Dubai is a melting pot of cultures. Image via Pixabay

Destination Dubai: Stunning beaches, swish hotels, shopping for miles

With stunning beaches, swish hotels, and shopping for miles, it isn’t hard to see why Dubai’s become a celebrity playground.


Dubai is a melting pot of cultures. Image via Pixabay

But, there’s more to Dubai than flash and cash.

Dubai is a city like no other. For one thing, it has a very brief history, making it virtually embryonic in comparison to other world capitals. Its rise from a humble fishing village of pearl divers in the 19th century, to the economic powerhouse of the Middle East in the 21st century, reads like a fantastical rags-to-riches tale that would keep any modern-day story-telling Scheherazade busy for a good few Arabian nights.

Although conveniently perched on what’s endearingly called the “Creek” with an entrance to the Arabian Gulf, it’s practically in the middle of the desert and its skyline rises out of sandy nothingness like a George Lucas pit stop.

What makes Dubai so unique?

It’s hot. Blisteringly so, with the heat whacking you in the face the second you step off the plane. Yet, driving into the city from the airport, the first thing you notice everywhere is lush green grass, trimmed verges, and neat little hedges — your first introduction to the contradictions that make up this bizarre and wondrous city.

One of the most striking sights is the buildings — flashy, gleaming, and all vying for attention.


Some are architectural gems – the Dusit Dubai Hotel is shaped like two hands placed together in a Thai greeting, the impressive twin Emirates Towers jack-knife into the sky, and the renowned Burj Al Arab follows the outline of a billowing sail and boasts the airborne helipad from which Tiger Woods famously teed off the Dubai Open.

To call Dubai a shopper’s paradise would be a mammoth understatement. There are more than 50 malls and a further 20 developments in the pipeline, so whether you’re a bargain hunter or a designer devotee, your needs are catered for.

Barring special sales (Dubai hosts several major shopping festivals during the year), it’s not necessarily that much cheaper, but the range, variety, and sheer volume of stores is breathtaking. 


Curiously, you won’t see many “locals” here. Dubai has a population of one million inhabitants, of which 80% are ex-pats. With over 150 nationalities represented (including a growing South African population), it’s one of the world’s most cosmopolitan cities.

Historical achievements and cultural nuances aside, it’s the multi-billion dollar development taking place that makes the city so gobsmacking.

Dubai’s development

With dwindling oil supplies, Dubai’s leaders, led by Crown Prince Sheikh Mohammed bin Rashid al-Maktoum, have their eyes locked on the future and their hopes pinned firmly on tourism.

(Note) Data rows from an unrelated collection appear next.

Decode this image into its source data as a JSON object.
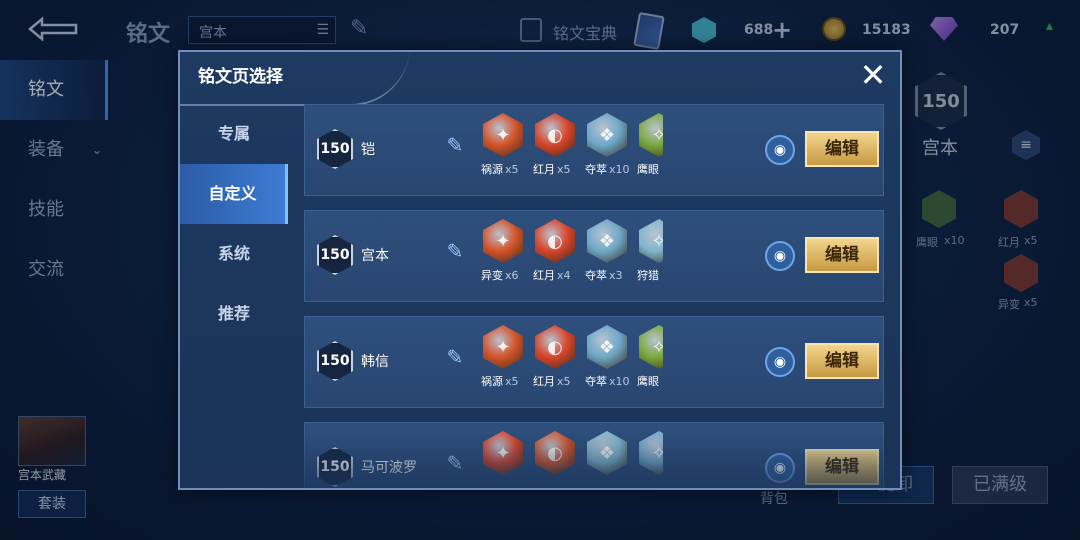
{
  "background": {
    "title": "铭文",
    "selected_page": "宫本",
    "codex_label": "铭文宝典",
    "currency": {
      "gems": "688",
      "coins": "15183",
      "diamonds": "207"
    },
    "nav": [
      {
        "label": "铭文"
      },
      {
        "label": "装备"
      },
      {
        "label": "技能"
      },
      {
        "label": "交流"
      }
    ],
    "hero_name": "宫本武藏",
    "equip_label": "套装",
    "right_panel": {
      "level": "150",
      "name": "宫本",
      "runes": [
        {
          "name": "鹰眼",
          "count": "x10"
        },
        {
          "name": "红月",
          "count": "x5"
        },
        {
          "name": "异变",
          "count": "x5"
        }
      ]
    },
    "bag_label": "背包",
    "unload_label": "一键卸",
    "full_label": "已满级"
  },
  "modal": {
    "title": "铭文页选择",
    "tabs": [
      {
        "label": "专属"
      },
      {
        "label": "自定义"
      },
      {
        "label": "系统"
      },
      {
        "label": "推荐"
      }
    ],
    "active_tab": 1,
    "edit_label": "编辑",
    "pages": [
      {
        "level": "150",
        "name": "铠",
        "runes": [
          {
            "name": "祸源",
            "count": "x5",
            "color": "#d4542a"
          },
          {
            "name": "红月",
            "count": "x5",
            "color": "#d8452b"
          },
          {
            "name": "夺萃",
            "count": "x10",
            "color": "#6fa8c8"
          },
          {
            "name": "鹰眼",
            "count": "",
            "color": "#7ba83e"
          }
        ]
      },
      {
        "level": "150",
        "name": "宫本",
        "runes": [
          {
            "name": "异变",
            "count": "x6",
            "color": "#d4542a"
          },
          {
            "name": "红月",
            "count": "x4",
            "color": "#d8452b"
          },
          {
            "name": "夺萃",
            "count": "x3",
            "color": "#6fa8c8"
          },
          {
            "name": "狩猎",
            "count": "",
            "color": "#7fb6cc"
          }
        ]
      },
      {
        "level": "150",
        "name": "韩信",
        "runes": [
          {
            "name": "祸源",
            "count": "x5",
            "color": "#d4542a"
          },
          {
            "name": "红月",
            "count": "x5",
            "color": "#d8452b"
          },
          {
            "name": "夺萃",
            "count": "x10",
            "color": "#6fa8c8"
          },
          {
            "name": "鹰眼",
            "count": "",
            "color": "#7ba83e"
          }
        ]
      },
      {
        "level": "150",
        "name": "马可波罗",
        "runes": [
          {
            "name": "",
            "count": "",
            "color": "#d8452b"
          },
          {
            "name": "",
            "count": "",
            "color": "#d4542a"
          },
          {
            "name": "",
            "count": "",
            "color": "#7fb6cc"
          },
          {
            "name": "",
            "count": "",
            "color": "#6fa8c8"
          }
        ]
      }
    ]
  }
}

Currently, about 5.4-million tourists visit the city and they hope to triple that number over the next five years. Everywhere you look, construction is on the go.

According to Conmex, the exhibition for the construction machinery and equipment, 25% of the world’s cranes reside in Dubai at present, nearly a quarter of the world’s 125,000 construction cranes, with each project as inconceivable and deliriously madcap as the next.

Dubai is like the gold-chained, slicked-back hair, open-shirted cousin of the United Arab Emirates (UAE).

It’s sleek, modern, insanely rich, and defiant of criticism. Yet, while Dubai belongs to the future, it unwittingly pays homage to its roots every day.

The best place to see this is at the Creek, which is still the main artery of trade in the UAE. Watch as merchants offload sacks of rose petals and spices from their dhows having sailed from as far away as India and East Africa, only to set out again. It’s an age-old journey that keeps the city’s true heart beating, alive and romantic.